"""

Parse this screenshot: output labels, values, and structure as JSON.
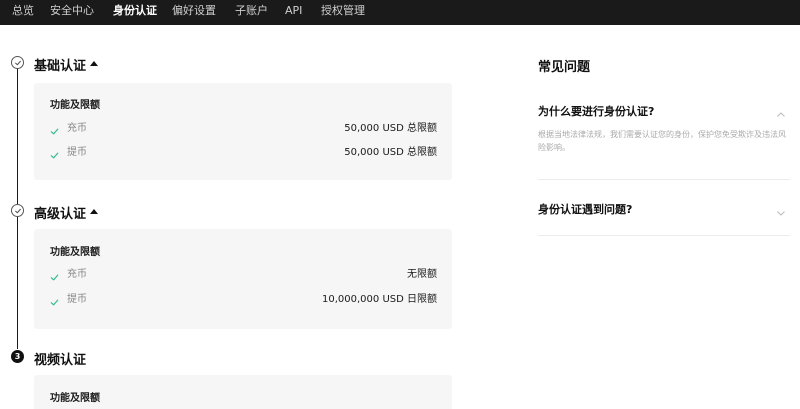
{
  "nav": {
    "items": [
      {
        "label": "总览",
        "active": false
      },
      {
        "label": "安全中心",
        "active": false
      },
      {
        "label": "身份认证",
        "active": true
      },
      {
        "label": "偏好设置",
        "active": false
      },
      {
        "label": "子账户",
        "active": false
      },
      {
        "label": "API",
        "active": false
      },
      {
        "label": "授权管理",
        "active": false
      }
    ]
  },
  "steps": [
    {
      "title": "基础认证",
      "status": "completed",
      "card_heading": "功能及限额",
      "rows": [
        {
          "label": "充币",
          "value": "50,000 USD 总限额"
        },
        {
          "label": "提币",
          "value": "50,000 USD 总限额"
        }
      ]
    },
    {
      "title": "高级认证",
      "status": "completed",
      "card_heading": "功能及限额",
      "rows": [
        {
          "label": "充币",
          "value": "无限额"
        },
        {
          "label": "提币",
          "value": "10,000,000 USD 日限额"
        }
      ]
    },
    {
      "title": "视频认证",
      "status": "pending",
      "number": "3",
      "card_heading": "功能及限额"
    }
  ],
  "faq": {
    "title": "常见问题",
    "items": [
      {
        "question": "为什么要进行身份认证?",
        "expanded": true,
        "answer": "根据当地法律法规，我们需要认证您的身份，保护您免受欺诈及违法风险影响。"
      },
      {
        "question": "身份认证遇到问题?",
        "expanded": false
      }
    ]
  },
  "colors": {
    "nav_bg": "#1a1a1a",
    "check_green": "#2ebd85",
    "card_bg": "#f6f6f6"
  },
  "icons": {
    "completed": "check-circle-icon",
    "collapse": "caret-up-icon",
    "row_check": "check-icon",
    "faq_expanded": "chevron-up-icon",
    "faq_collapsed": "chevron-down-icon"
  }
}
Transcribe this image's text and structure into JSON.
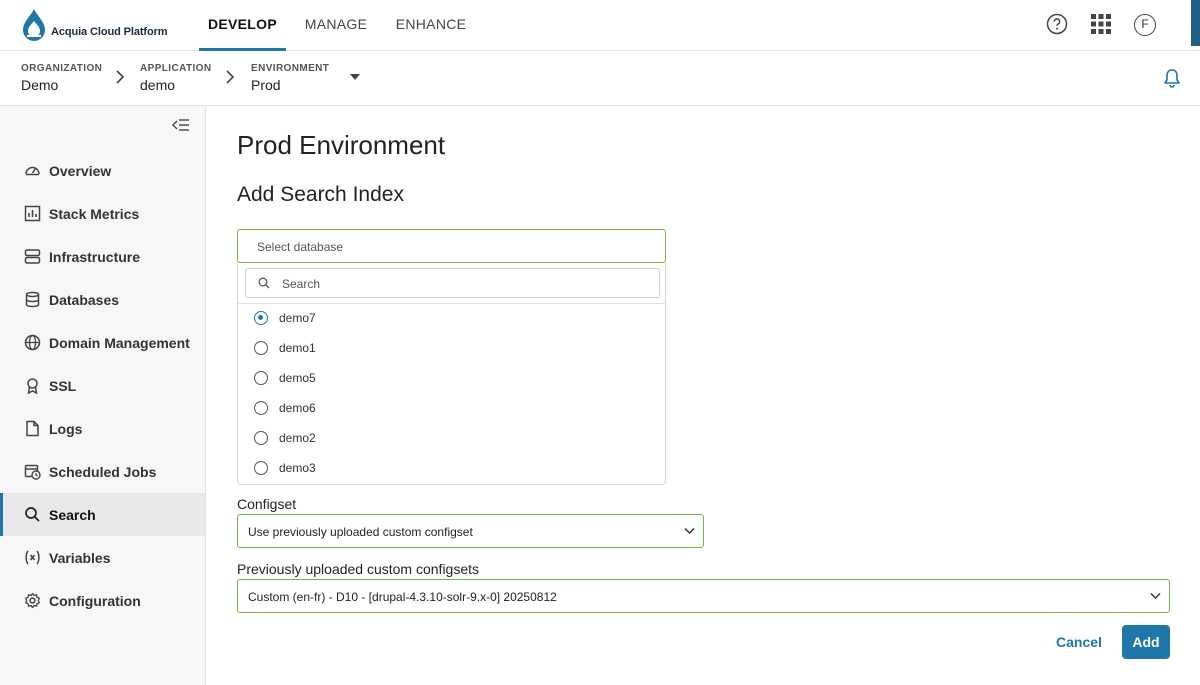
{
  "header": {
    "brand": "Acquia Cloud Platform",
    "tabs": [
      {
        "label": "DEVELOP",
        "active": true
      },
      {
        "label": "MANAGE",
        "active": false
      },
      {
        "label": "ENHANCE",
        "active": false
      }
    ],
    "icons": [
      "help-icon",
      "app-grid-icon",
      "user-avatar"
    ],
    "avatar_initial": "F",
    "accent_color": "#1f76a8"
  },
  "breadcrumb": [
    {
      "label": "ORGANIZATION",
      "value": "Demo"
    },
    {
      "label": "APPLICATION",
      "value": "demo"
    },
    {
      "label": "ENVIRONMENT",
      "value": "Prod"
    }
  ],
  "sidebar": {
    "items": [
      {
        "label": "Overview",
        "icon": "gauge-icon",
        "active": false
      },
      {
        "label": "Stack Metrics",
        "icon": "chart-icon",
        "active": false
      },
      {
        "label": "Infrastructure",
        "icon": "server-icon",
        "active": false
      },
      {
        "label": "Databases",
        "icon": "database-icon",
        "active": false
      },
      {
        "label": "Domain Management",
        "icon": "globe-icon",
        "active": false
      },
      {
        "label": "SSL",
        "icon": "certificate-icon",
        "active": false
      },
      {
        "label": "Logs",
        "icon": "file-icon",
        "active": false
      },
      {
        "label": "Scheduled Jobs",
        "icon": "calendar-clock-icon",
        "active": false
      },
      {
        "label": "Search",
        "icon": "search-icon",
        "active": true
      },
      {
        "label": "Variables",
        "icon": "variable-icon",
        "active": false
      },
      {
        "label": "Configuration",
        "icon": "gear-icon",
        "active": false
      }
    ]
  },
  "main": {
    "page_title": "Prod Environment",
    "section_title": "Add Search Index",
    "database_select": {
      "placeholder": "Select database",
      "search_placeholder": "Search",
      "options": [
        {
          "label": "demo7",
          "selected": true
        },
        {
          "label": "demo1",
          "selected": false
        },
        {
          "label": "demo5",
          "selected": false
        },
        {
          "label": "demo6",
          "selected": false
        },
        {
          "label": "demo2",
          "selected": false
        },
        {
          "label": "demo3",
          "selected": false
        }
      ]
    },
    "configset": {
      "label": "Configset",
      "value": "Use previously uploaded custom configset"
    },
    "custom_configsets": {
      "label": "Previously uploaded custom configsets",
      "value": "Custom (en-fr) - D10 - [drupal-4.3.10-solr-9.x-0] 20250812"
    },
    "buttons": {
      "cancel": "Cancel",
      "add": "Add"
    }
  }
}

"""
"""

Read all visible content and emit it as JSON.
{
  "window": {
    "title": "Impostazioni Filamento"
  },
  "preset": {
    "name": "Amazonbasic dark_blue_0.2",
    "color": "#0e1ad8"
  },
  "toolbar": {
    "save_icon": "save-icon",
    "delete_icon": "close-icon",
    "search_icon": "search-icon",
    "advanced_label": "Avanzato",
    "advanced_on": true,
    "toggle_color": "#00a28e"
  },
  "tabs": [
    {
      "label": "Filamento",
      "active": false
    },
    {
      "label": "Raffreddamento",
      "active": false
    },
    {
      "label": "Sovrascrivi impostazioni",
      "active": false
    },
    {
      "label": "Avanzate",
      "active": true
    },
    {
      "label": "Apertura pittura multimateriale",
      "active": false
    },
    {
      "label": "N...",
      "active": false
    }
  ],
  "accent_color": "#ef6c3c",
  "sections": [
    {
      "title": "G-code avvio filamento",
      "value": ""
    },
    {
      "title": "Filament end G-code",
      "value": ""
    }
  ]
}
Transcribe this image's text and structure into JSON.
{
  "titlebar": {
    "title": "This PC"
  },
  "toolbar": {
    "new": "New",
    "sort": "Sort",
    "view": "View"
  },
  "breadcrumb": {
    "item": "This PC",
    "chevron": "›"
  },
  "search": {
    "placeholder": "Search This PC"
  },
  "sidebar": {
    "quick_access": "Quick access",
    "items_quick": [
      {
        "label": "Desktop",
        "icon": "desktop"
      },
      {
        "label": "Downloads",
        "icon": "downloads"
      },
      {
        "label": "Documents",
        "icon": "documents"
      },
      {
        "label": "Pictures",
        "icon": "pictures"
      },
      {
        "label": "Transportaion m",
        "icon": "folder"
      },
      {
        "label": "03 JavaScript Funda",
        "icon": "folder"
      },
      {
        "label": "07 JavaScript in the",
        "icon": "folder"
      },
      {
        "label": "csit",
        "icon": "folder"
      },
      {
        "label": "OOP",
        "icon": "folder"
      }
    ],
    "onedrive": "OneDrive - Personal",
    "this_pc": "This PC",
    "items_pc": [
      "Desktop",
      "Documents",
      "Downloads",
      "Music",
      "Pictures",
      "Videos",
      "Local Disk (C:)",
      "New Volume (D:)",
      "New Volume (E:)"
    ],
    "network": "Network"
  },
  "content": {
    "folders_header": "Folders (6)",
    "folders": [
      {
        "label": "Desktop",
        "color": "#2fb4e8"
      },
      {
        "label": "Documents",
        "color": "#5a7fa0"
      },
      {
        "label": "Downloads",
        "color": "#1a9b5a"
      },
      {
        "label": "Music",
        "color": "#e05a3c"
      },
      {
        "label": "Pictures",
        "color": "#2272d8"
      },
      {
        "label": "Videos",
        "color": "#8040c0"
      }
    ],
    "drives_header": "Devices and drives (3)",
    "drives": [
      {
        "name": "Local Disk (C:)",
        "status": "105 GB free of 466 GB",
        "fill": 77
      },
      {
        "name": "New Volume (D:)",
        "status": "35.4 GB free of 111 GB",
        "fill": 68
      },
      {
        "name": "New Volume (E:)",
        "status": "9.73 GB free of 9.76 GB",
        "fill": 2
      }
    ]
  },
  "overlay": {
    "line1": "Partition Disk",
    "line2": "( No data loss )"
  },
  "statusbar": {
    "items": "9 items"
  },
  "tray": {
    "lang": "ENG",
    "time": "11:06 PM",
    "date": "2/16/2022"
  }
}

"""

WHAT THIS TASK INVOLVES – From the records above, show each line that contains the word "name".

EXERCISE OUTPUT –
    "name": "Amazonbasic dark_blue_0.2",
        "name": "Local Disk (C:)",
        "name": "New Volume (D:)",
        "name": "New Volume (E:)",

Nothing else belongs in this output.